Should I choose the EU blue card over the Highly skilled migrant scheme?

The EU Blue Card or the Highly Skilled Migrant Scheme are the two options for skilled immigrants’ residence permits in the Netherlands (kennismigrantenregeling). There are significant distinctions, nevertheless, that should be noted.

The Blue Card includes a wage threshold and an educational threshold, while the requirements for the skilled migrant program (Dutch national policy) are based on pay and market conformity of the salary. The income criteria for the EU Blue Card are also more strict.

For the EU Blue Card, however, the hiring organization is not required to first achieve “recognized sponsorship” status. The IND government filing costs for getting it are €6,245, which makes it difficult for entrepreneurs to obtain and potentially expensive for small businesses.

A highly skilled migrant residence permit is typically simpler to get than an EU Blue Card. If you anticipate working in several EU nations, the EU Blue Card’s movement between member states benefits may also be worthwhile to consider.

Advantages of the EU blue card

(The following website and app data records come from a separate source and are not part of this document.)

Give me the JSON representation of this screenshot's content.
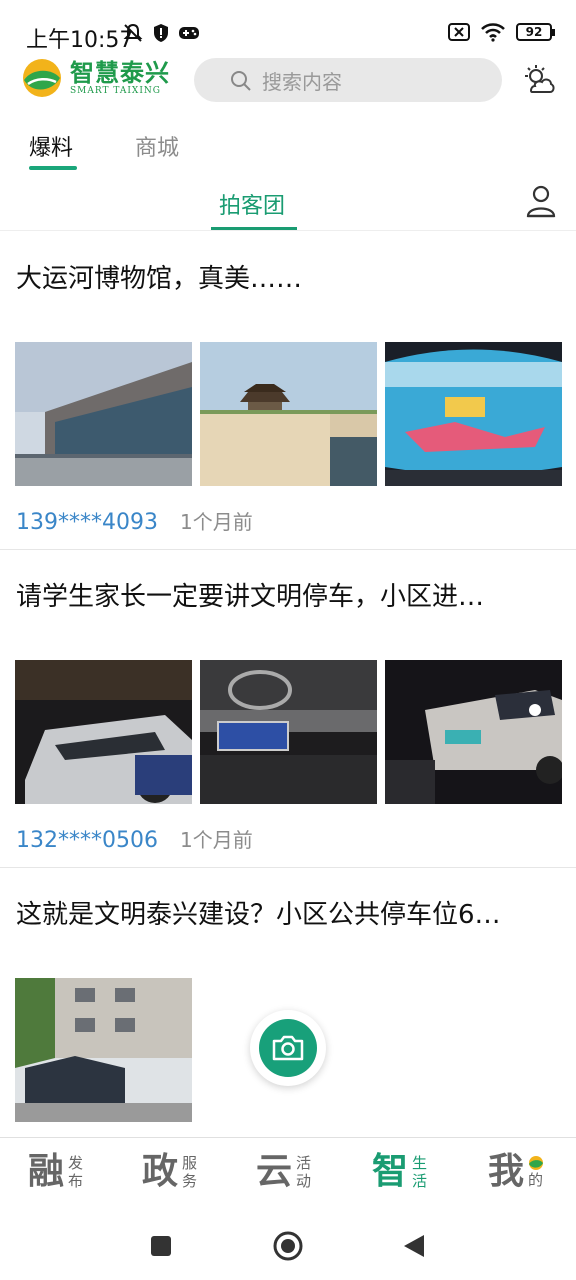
{
  "status": {
    "time": "上午10:57",
    "battery": "92"
  },
  "header": {
    "logo_cn": "智慧泰兴",
    "logo_en": "SMART TAIXING",
    "search_placeholder": "搜索内容"
  },
  "top_tabs": [
    {
      "label": "爆料"
    },
    {
      "label": "商城"
    }
  ],
  "sub_tabs": [
    {
      "label": "拍客团"
    }
  ],
  "posts": [
    {
      "title": "大运河博物馆，真美……",
      "user": "139****4093",
      "time": "1个月前"
    },
    {
      "title": "请学生家长一定要讲文明停车，小区进…",
      "user": "132****0506",
      "time": "1个月前"
    },
    {
      "title": "这就是文明泰兴建设？小区公共停车位6…",
      "user": "",
      "time": ""
    }
  ],
  "bottom_nav": [
    {
      "big": "融",
      "small1": "发",
      "small2": "布"
    },
    {
      "big": "政",
      "small1": "服",
      "small2": "务"
    },
    {
      "big": "云",
      "small1": "活",
      "small2": "动"
    },
    {
      "big": "智",
      "small1": "生",
      "small2": "活"
    },
    {
      "big": "我",
      "small1": "",
      "small2": "的"
    }
  ],
  "colors": {
    "accent": "#1a9c72",
    "user_link": "#3a86c8",
    "logo_green": "#1f9a4b"
  }
}
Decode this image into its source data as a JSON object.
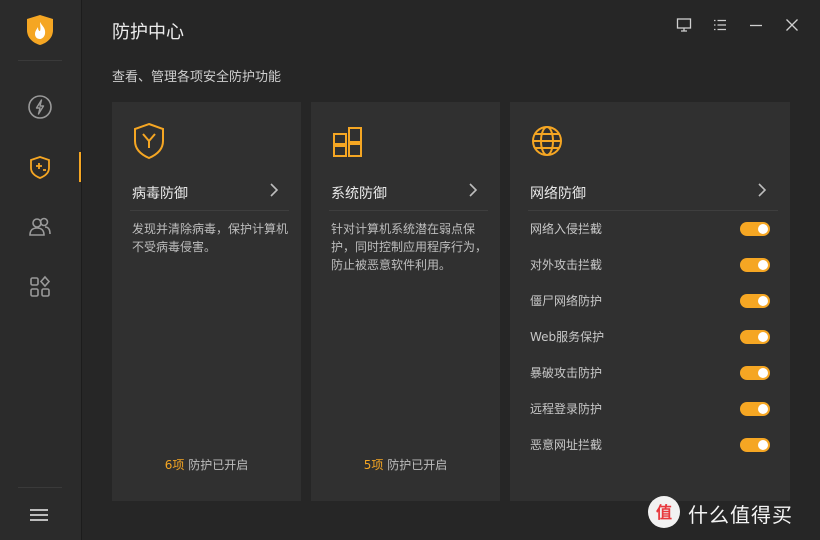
{
  "app": {
    "title": "防护中心",
    "subtitle": "查看、管理各项安全防护功能",
    "accent_color": "#f5a623"
  },
  "sidebar": {
    "items": [
      {
        "icon": "lightning-icon",
        "active": false
      },
      {
        "icon": "shield-plus-icon",
        "active": true
      },
      {
        "icon": "users-icon",
        "active": false
      },
      {
        "icon": "apps-icon",
        "active": false
      }
    ],
    "menu_icon": "hamburger-menu-icon"
  },
  "window_controls": [
    "feedback-icon",
    "settings-list-icon",
    "minimize-icon",
    "close-icon"
  ],
  "cards": [
    {
      "title": "病毒防御",
      "icon": "virus-shield-icon",
      "description": "发现并清除病毒，保护计算机不受病毒侵害。",
      "footer_count": "6项",
      "footer_text": "防护已开启"
    },
    {
      "title": "系统防御",
      "icon": "windows-grid-icon",
      "description": "针对计算机系统潜在弱点保护，同时控制应用程序行为，防止被恶意软件利用。",
      "footer_count": "5项",
      "footer_text": "防护已开启"
    },
    {
      "title": "网络防御",
      "icon": "globe-icon",
      "toggles": [
        {
          "label": "网络入侵拦截",
          "on": true
        },
        {
          "label": "对外攻击拦截",
          "on": true
        },
        {
          "label": "僵尸网络防护",
          "on": true
        },
        {
          "label": "Web服务保护",
          "on": true
        },
        {
          "label": "暴破攻击防护",
          "on": true
        },
        {
          "label": "远程登录防护",
          "on": true
        },
        {
          "label": "恶意网址拦截",
          "on": true
        }
      ]
    }
  ],
  "watermark": {
    "logo_char": "值",
    "text": "什么值得买"
  }
}
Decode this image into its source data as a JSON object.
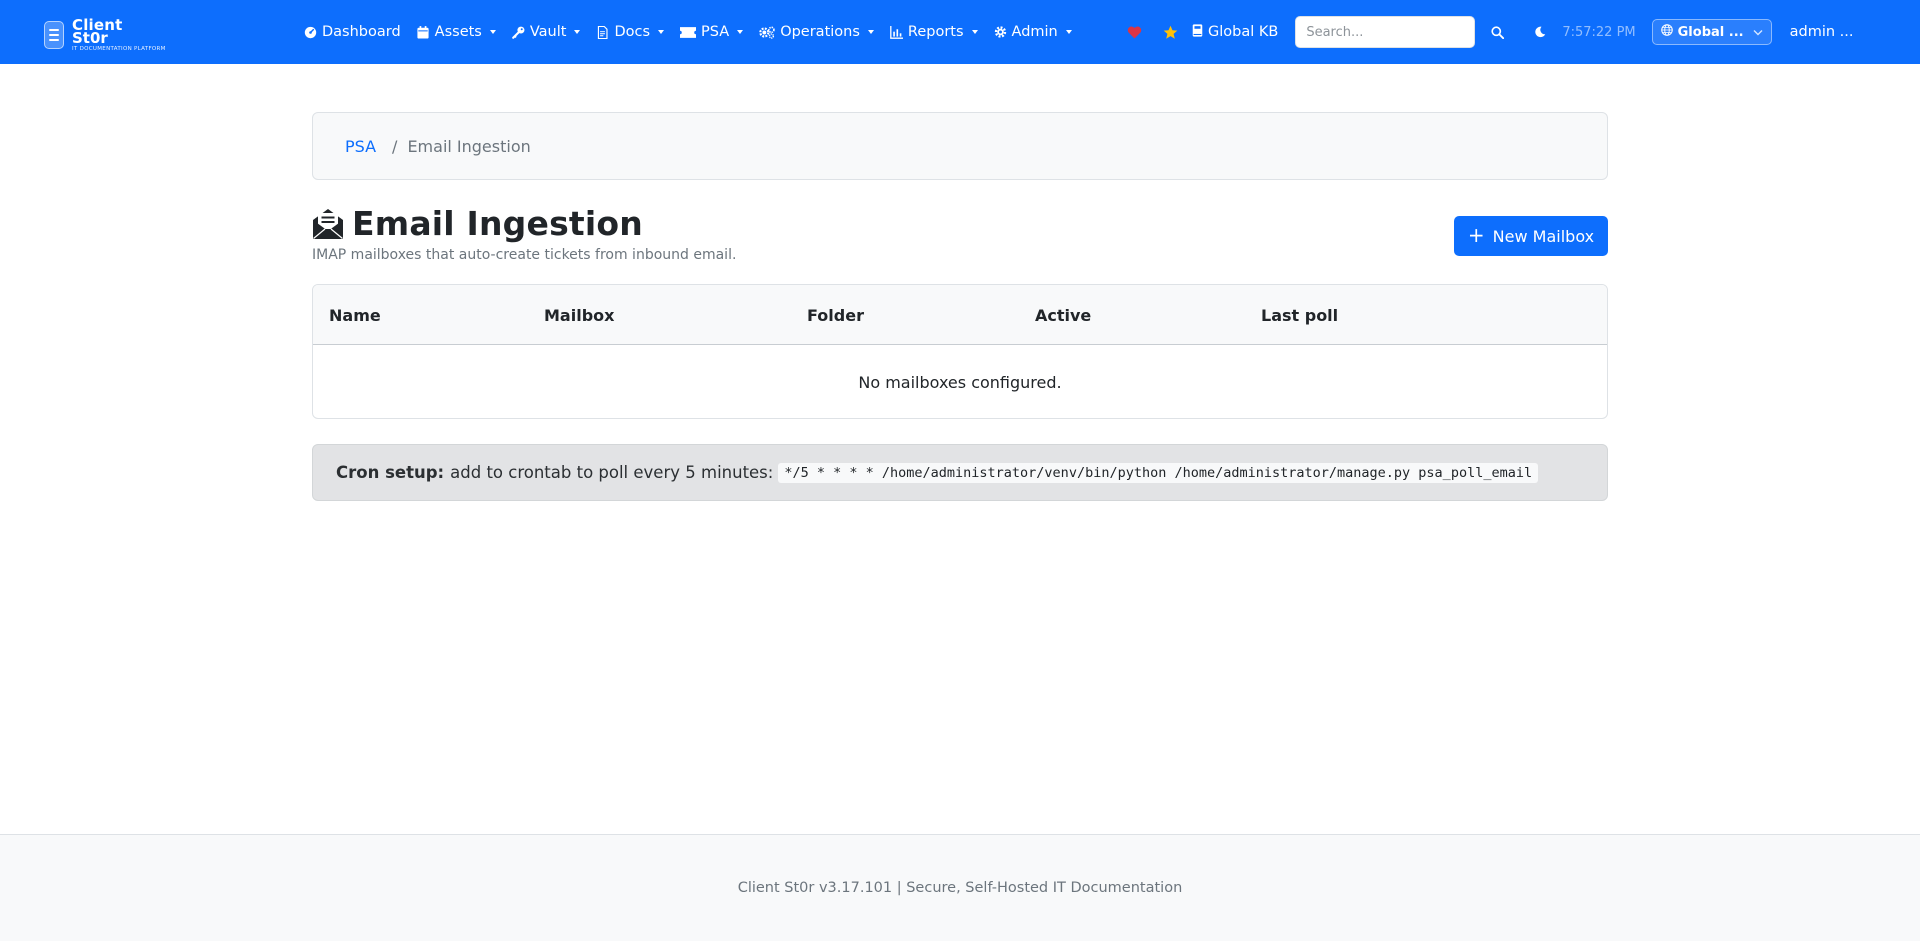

  • If you have lived in the issuing country for 18months then you do not need mvv anymore to move to any EU country.
  • If you have lived with a valid EU blue card for 2 years in another EU country and move to the Netherlands, then you can apply for permanent residence after 2 more years of residence in the Netherlands.
  • You do not need a recognized sponsor to apply for the EU blue card

Disadvantage of the EU blue card

  • You need to wait 3 months to hear a decision if the EU blue card request has been approved if your hiring company is not a recognized sponsor, as opposed to only 2 weeks with highly skilled migrant visa applied via a recognized sponsor.
  • Higher salary thresholds and generally more strict when it comes to requirements
  • 1 Year minimum contract as opposed to only 3 months with the highly skilled migrant scheme.

Differences between Highly skilled migrant visa and EU blue card

All in all, If you are planning to work in the Netherlands exclusively, then it would be more beneficial for you to get a highly skilled migrant residence permit. However, if you are planning to relocate and move often in the future inside the EU due to you job or personal circumstances, it is recommended to get the EU blue card. Below is a summary representation of the differences between the EU blue card and the Highly skilled migrant visa. You can find more information about the EU blue card by visiting the official website.

Highly Skilled Migrant Visa

EU BlueCard

Salary criterion

€ 5.331 – 30 years and older
€ 3.909 –  younger than 30 years
€ 2.801 –  Lower salary criterion (search year eligibility)

Salary criterion

€ 6.245

IND recognized sponsor required

Yes

IND recognized sponsor required

No
(However, the EU blue card will be processed faster if the applying company is a recognized sponsor, without IND sponsorship it will take up to 3 months)

Graduate or undergraduate diploma required

No (equivalent work experience is also accepted)

Graduate or undergraduate diploma required

Yes

Minimal contract duration

3 months

Minimal contract duration

12 months

Reapplication for residence permit when changing countries in the EU

Yes

Reapplication for residence permit when changing countries in the EU

Yes

Ability to transfer residence years to another EU member state

No (you have to start over every time you change countries)

Ability to transfer residence years to another EU member state

Yes (after 18 months of residence in the issuing state, you do not have to over)

MVV (or equivalent) needed when moving to another EU member state

Yes

MVV (or equivalent) needed when moving to another EU member state

No (after 18 months of residence in the issuing state, you will not need an MVV to move to another EU country)No (after 18 months of residence in the issuing state, you will not need an MVV to move to another EU country)

Years needed for permanent residence permit in the Netherlands

5 years total

Years needed for permanent residence permit in the Netherlands

2 years valid residence with the EU blue card on a EU country + 2 years valid residence in the Netherlands